Ancient Mars could have been home to a type of supervolcano that affected its atmosphere and was partly responsible for the barren red planet scientists are exploring today.
Boffins from the Planetary Science Institute and the NASA Goddard Space Flight Centre have postulated that a vast circular basin on the Red Planet known as Eden Patera – which was previously thought to be an impact crater – is actually the remnants of a massive new type of volcano.
Scientists had previously seen evidence of other types of newer eruptions, called shield volcanoes, during the Red Planet's Hesperian geological time period. But the paper looks into an entirely new category of Martian volcanic construct: ancient supervolcanoes.
When a "supervolcano" erupted, the scientists theorise, it left a volcanic "caldera" – a depression in the planet’s surface – which looks like a crater.
"This highly explosive type of eruption is a game-changer, spewing many times more ash and other material than typical, younger Martian volcanoes," Goddard’s Jacob Bleacher said. "During these types of eruptions on Earth, the debris may spread so far through the atmosphere and remain so long that it alters the global temperature for years."
The researchers reckon that a large body of magma loaded with dissolved gas rose to the surface very quickly. They compared the supervolcano’s eruption with a bottle of soda being shaken, blowing its contents far and wide across the Martian landscape.
Because so much material explodes away, the depression left behind can collapse even further, making it look less like the site of a volcano. Similar eruptions happened on prehistoric Earth in places like Yellowstone National Park in the US and Lake Toba in Indonesia.
Eden Patera is located in the Arabia Terra region of Mars, an area known for its impact craters. But PSI’s Joseph Michalski began to suspect that it wasn’t just another crater when he examined data from NASA's Mars Odyssey, Mars Global Surveyor and Mars Reconnaissance Orbiter spacecraft, as well as from the European Space Agency's Mars Express orbiter. He noticed that the “crater” was missing its rim and the ejecta – melted rock that splashes out when an object hits a planet.
The researchers say the new type of volcano explains the discrepancy between the lava and pyroclastic materials found on Arabia Terra and beyond could not be accounted for by the shield volcanoes.
Bleacher identified features at the site that showed volcanism, such as the rock ledges which are usually left behind after a lava lake slowly drains and the kinds of faults and valleys around the crater that are created when the ground collapses due to volcanic activity beneath the surface. The team also reckons that a few other basins nearby could be volcano remnants as well.

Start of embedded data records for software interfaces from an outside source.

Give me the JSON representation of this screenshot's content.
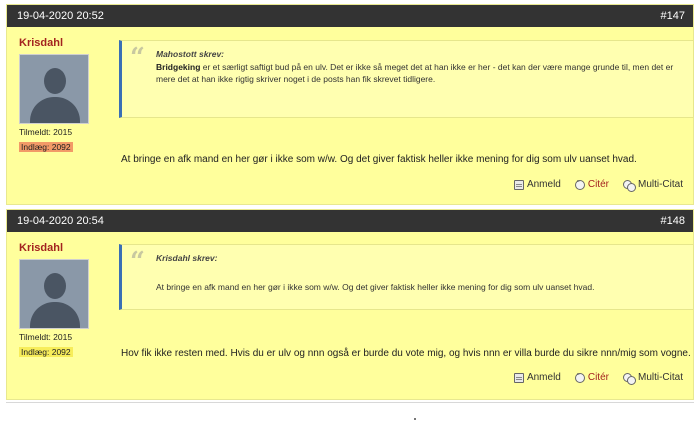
{
  "posts": [
    {
      "date": "19-04-2020 20:52",
      "number": "#147",
      "author": "Krisdahl",
      "member_since": "Tilmeldt: 2015",
      "post_count": "Indlæg: 2092",
      "quote": {
        "author": "Mahostott skrev:",
        "bold_name": "Bridgeking",
        "text": " er et særligt saftigt bud på en ulv. Det er ikke så meget det at han ikke er her - det kan der være mange grunde til, men det er mere det at han ikke rigtig skriver noget i de posts han fik skrevet tidligere."
      },
      "body": "At bringe en afk mand en her gør i ikke som w/w. Og det giver faktisk heller ikke mening for dig som ulv uanset hvad.",
      "actions": {
        "report": "Anmeld",
        "quote": "Citér",
        "multi": "Multi-Citat"
      }
    },
    {
      "date": "19-04-2020 20:54",
      "number": "#148",
      "author": "Krisdahl",
      "member_since": "Tilmeldt: 2015",
      "post_count": "Indlæg: 2092",
      "quote": {
        "author": "Krisdahl skrev:",
        "text": "At bringe en afk mand en her gør i ikke som w/w. Og det giver faktisk heller ikke mening for dig som ulv uanset hvad."
      },
      "body": "Hov fik ikke resten med. Hvis du er ulv og nnn også er burde du vote mig, og hvis nnn er villa burde du sikre nnn/mig som vogne.",
      "actions": {
        "report": "Anmeld",
        "quote": "Citér",
        "multi": "Multi-Citat"
      }
    }
  ],
  "colors": {
    "post_background": "#ffff9c",
    "header_background": "#333333",
    "author_name": "#a3231f",
    "quote_bar": "#3a6fb5",
    "count_highlight_first": "#f29a67",
    "count_highlight_second": "#f7ed5a"
  }
}
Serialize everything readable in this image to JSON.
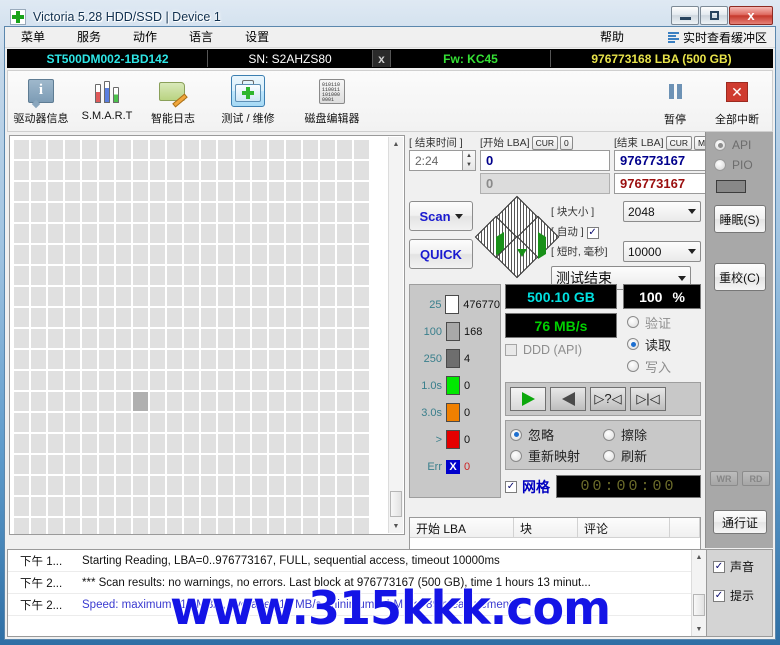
{
  "window": {
    "title": "Victoria 5.28 HDD/SSD | Device 1",
    "minimize": "—",
    "maximize": "□",
    "close": "x"
  },
  "menu": {
    "items": [
      "菜单",
      "服务",
      "动作",
      "语言",
      "设置"
    ],
    "help": "帮助",
    "buffer_view": "实时查看缓冲区"
  },
  "drive_bar": {
    "model": "ST500DM002-1BD142",
    "serial": "SN: S2AHZS80",
    "close": "x",
    "firmware": "Fw: KC45",
    "capacity": "976773168 LBA (500 GB)"
  },
  "toolbar": {
    "buttons": [
      {
        "label": "驱动器信息",
        "icon": "drive-info-icon"
      },
      {
        "label": "S.M.A.R.T",
        "icon": "smart-icon"
      },
      {
        "label": "智能日志",
        "icon": "smart-log-icon"
      },
      {
        "label": "测试 / 维修",
        "icon": "test-repair-icon"
      },
      {
        "label": "磁盘编辑器",
        "icon": "disk-editor-icon"
      }
    ],
    "pause": "暂停",
    "abort_all": "全部中断"
  },
  "scan": {
    "end_time_label": "[ 结束时间 ]",
    "end_time_value": "2:24",
    "start_lba_label": "[开始 LBA]",
    "start_lba_cur": "CUR",
    "start_lba_zero": "0",
    "start_lba_value": "0",
    "start_lba_secondary": "0",
    "end_lba_label": "[结束 LBA]",
    "end_lba_cur": "CUR",
    "end_lba_max": "MAX",
    "end_lba_value": "976773167",
    "end_lba_secondary": "976773167",
    "scan_button": "Scan",
    "quick_button": "QUICK",
    "block_size_label": "[ 块大小 ]",
    "auto_label": "[ 自动 ]",
    "auto_checked": "✓",
    "block_size_value": "2048",
    "timeout_label": "[ 短时, 毫秒]",
    "timeout_value": "10000",
    "status_select": "测试结束"
  },
  "stats": {
    "rows": [
      {
        "threshold": "25",
        "value": "476770",
        "color": "#ffffff"
      },
      {
        "threshold": "100",
        "value": "168",
        "color": "#a8a8a8"
      },
      {
        "threshold": "250",
        "value": "4",
        "color": "#6e6e6e"
      },
      {
        "threshold": "1.0s",
        "value": "0",
        "color": "#00e800"
      },
      {
        "threshold": "3.0s",
        "value": "0",
        "color": "#f08000"
      },
      {
        "threshold": ">",
        "value": "0",
        "color": "#e40000"
      }
    ],
    "err_label": "Err",
    "err_mark": "X",
    "err_value": "0"
  },
  "readout": {
    "capacity": "500.10 GB",
    "percent_value": "100",
    "percent_unit": "%",
    "speed": "76 MB/s",
    "ddd_api": "DDD (API)",
    "modes": [
      {
        "label": "验证",
        "selected": false,
        "disabled": true
      },
      {
        "label": "读取",
        "selected": true,
        "disabled": false
      },
      {
        "label": "写入",
        "selected": false,
        "disabled": true
      }
    ]
  },
  "transport": {
    "play": "play-icon",
    "reverse": "reverse-icon",
    "unknown": "▷?◁",
    "end": "▷|◁"
  },
  "defect_action": {
    "options": [
      {
        "label": "忽略",
        "selected": true
      },
      {
        "label": "擦除",
        "selected": false
      },
      {
        "label": "重新映射",
        "selected": false
      },
      {
        "label": "刷新",
        "selected": false
      }
    ]
  },
  "grid_toggle": {
    "checked": "✓",
    "label": "网格",
    "timer": "00:00:00"
  },
  "defect_table": {
    "headers": [
      "开始 LBA",
      "块",
      "评论",
      ""
    ]
  },
  "rail": {
    "api": "API",
    "pio": "PIO",
    "sleep": "睡眠(S)",
    "sleep_main": "睡眠(",
    "sleep_key": "S",
    "recal": "重校(C)",
    "recal_main": "重校(",
    "recal_key": "C",
    "wr": "WR",
    "rd": "RD",
    "pass": "通行证"
  },
  "log": {
    "rows": [
      {
        "time": "下午 1...",
        "message": "Starting Reading, LBA=0..976773167, FULL, sequential access, timeout 10000ms",
        "blue": false
      },
      {
        "time": "下午 2...",
        "message": "*** Scan results: no warnings, no errors. Last block at 976773167 (500 GB), time 1 hours 13 minut...",
        "blue": false
      },
      {
        "time": "下午 2...",
        "message": "Speed: maximum 119 MB/s, average 110 MB/s, minimum 14 MB/s, 89 measurements.",
        "blue": true
      }
    ],
    "sound_label": "声音",
    "sound_checked": "✓",
    "tips_label": "提示",
    "tips_checked": "✓"
  },
  "watermark": "www.315kkk.com",
  "colors": {
    "accent_cyan": "#2ee6e6",
    "accent_green": "#35e035",
    "accent_yellow": "#e8e34a",
    "lcd_speed": "#00d000",
    "radio_blue": "#1d6fd0",
    "watermark_blue": "#1414e6"
  }
}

"If just a handful of volcanoes like these were once active, they could have had a major impact on the evolution of Mars," Bleacher said.
The full study, “Supervolcanoes within an ancient volcanic province in Arabia Terra, Mars”, was published in Nature. ®